Former Minneapolis Police Officer Derek Chauvin, serving a 22-year sentence for the murder of George Floyd, was reportedly stabbed in a federal prison in Arizona on Friday.
The incident occurred at the Federal Correctional Institution, Tucson, a medium-security facility housing approximately 380 inmates. According to an anonymous source familiar with the matter, Chauvin was attacked by another inmate at around 12:30 p.m. local time.
Prison officials responded promptly to the incident and contained the situation. Emergency medical technicians administered life-saving measures before transporting Chauvin to a local hospital for further treatment and evaluation.
The Bureau of Prisons confirmed the stabbing in a statement but did not identify Chauvin by name. The agency stated that the incident is under investigation and that no further details would be released at this time.
Chauvin’s stabbing has sparked concerns about the safety and security of federal prisons. The Federal Correctional Institution, Tucson, has a history of security lapses and staffing shortages. In 2019, the facility was the subject of a scathing report by the Justice Department’s Office of the Inspector General, which found that the prison was plagued by violence, corruption, and inadequate staffing.

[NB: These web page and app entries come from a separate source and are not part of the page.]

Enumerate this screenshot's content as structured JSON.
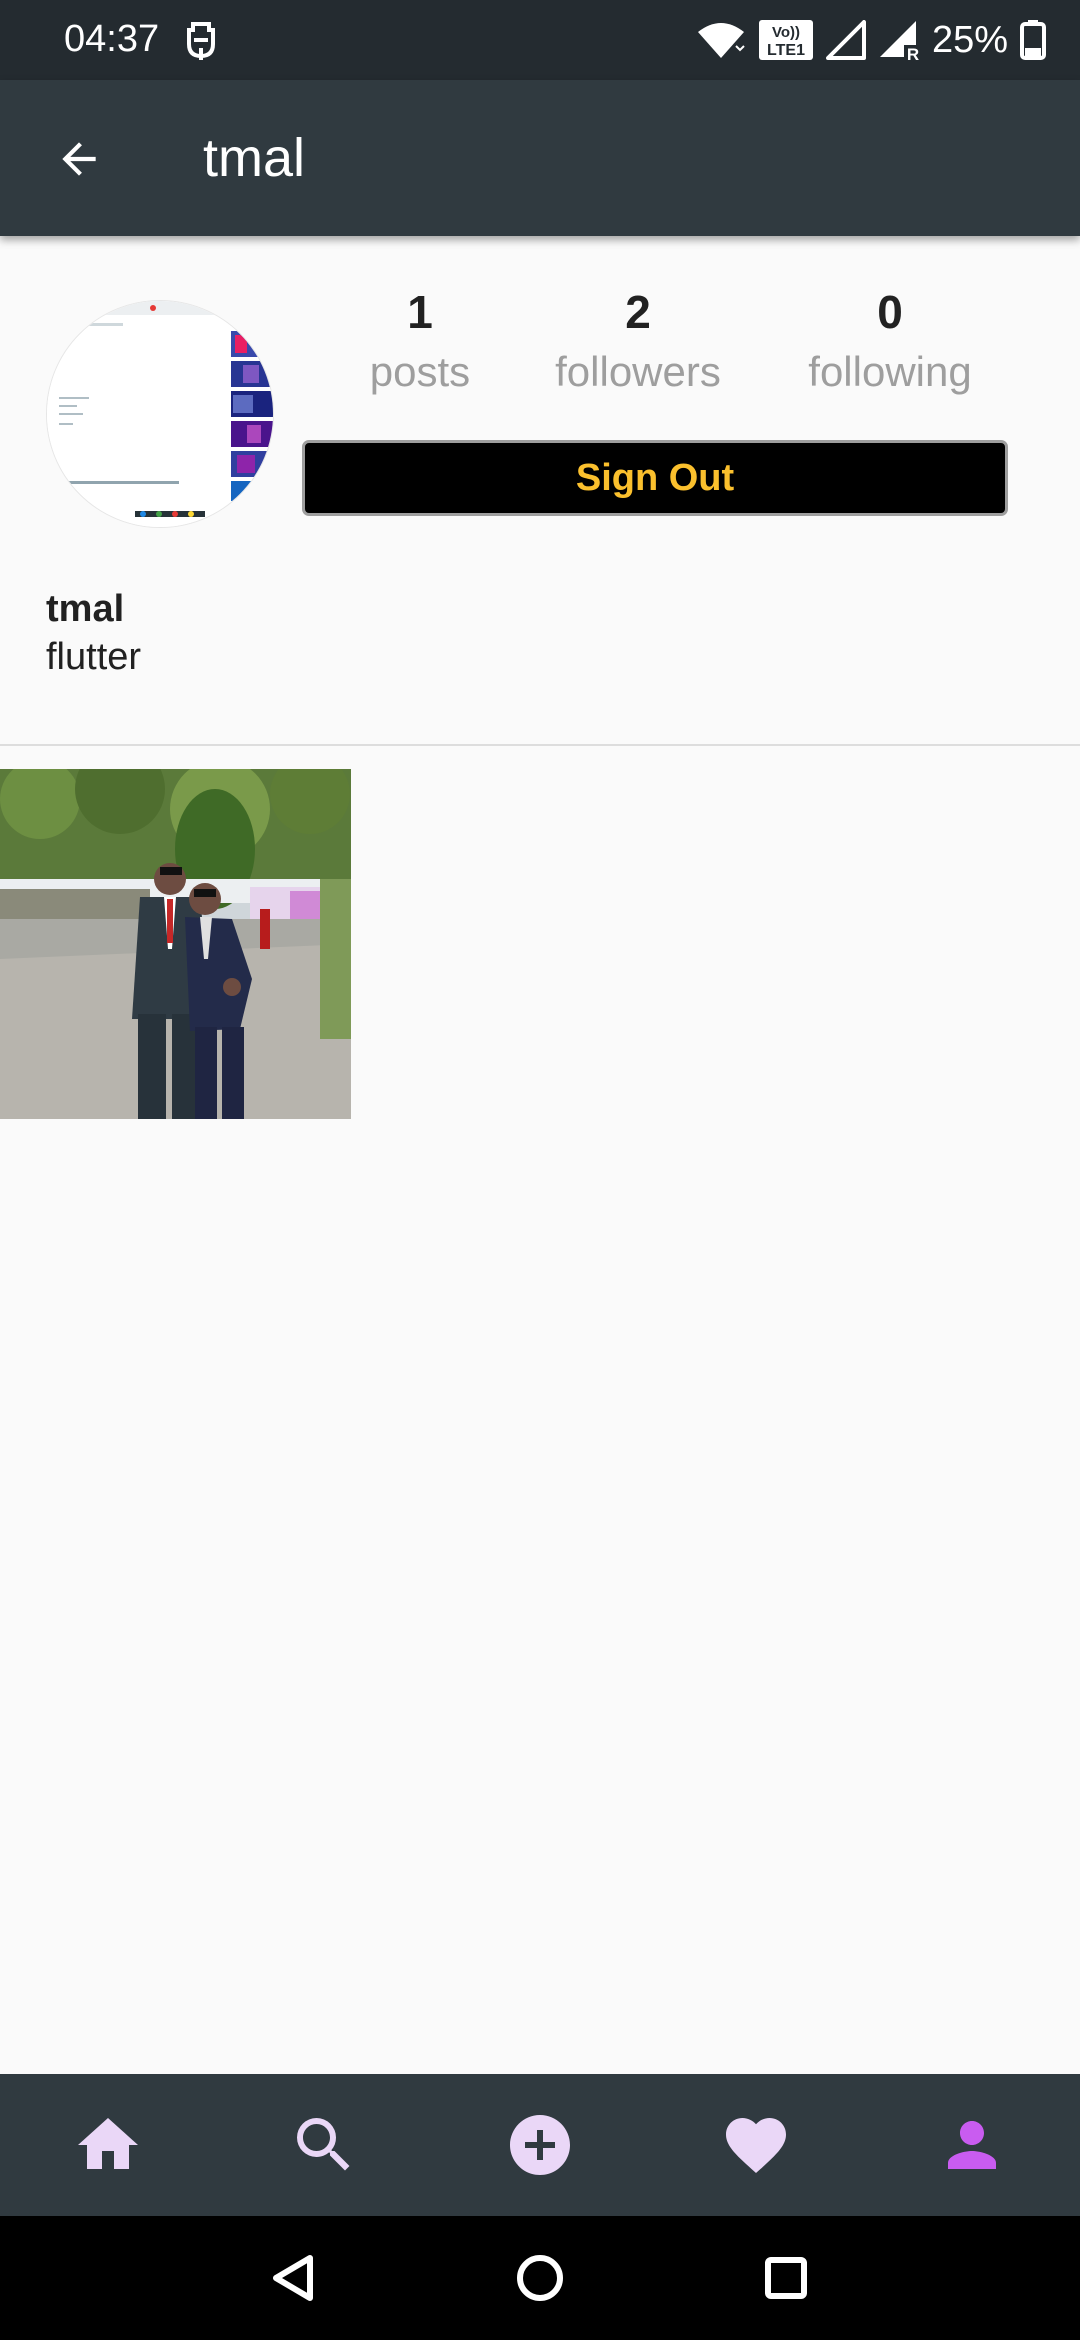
{
  "status_bar": {
    "time": "04:37",
    "network_badge_line1": "Vo))",
    "network_badge_line2": "LTE1",
    "roaming_indicator": "R",
    "battery": "25%",
    "icons": [
      "notification-icon",
      "wifi-icon",
      "volte-icon",
      "signal-icon",
      "signal-roaming-icon",
      "battery-icon"
    ]
  },
  "app_bar": {
    "title": "tmal",
    "back_icon": "arrow-back-icon"
  },
  "profile": {
    "stats": [
      {
        "value": "1",
        "label": "posts"
      },
      {
        "value": "2",
        "label": "followers"
      },
      {
        "value": "0",
        "label": "following"
      }
    ],
    "sign_out_label": "Sign Out",
    "username": "tmal",
    "bio": "flutter"
  },
  "posts_grid": {
    "count_shown": 1
  },
  "bottom_nav": {
    "items": [
      "home-icon",
      "search-icon",
      "add-circle-icon",
      "favorite-icon",
      "person-icon"
    ],
    "selected": "person-icon"
  },
  "system_nav": {
    "items": [
      "back-triangle-icon",
      "home-circle-icon",
      "recents-square-icon"
    ]
  },
  "colors": {
    "status_bar": "#242b30",
    "app_bar": "#303a40",
    "background": "#fafafa",
    "sign_out_bg": "#000000",
    "sign_out_text": "#fbc02d",
    "nav_icon": "#ead7f7",
    "nav_icon_selected": "#c95cf0",
    "stat_label": "#9e9e9e"
  }
}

The attack on Chauvin is the second high-profile stabbing of a federal prisoner in recent months. In July, Jose Martinez, a member of the notorious Aryan Brotherhood gang, was stabbed to death at a federal prison in California.
The incidents raise serious questions about the ability of the Federal Bureau of Prisons to protect its inmates. The agency has been plagued by staffing shortages and budget cuts in recent years, which have made it difficult to maintain adequate security at its facilities.
Chauvin’s stabbing is a reminder of the dangers of prison life and the need for comprehensive reforms to the federal prison system. The Bureau of Prisons must take immediate action to address the security and staffing issues at its facilities and ensure the safety of all inmates.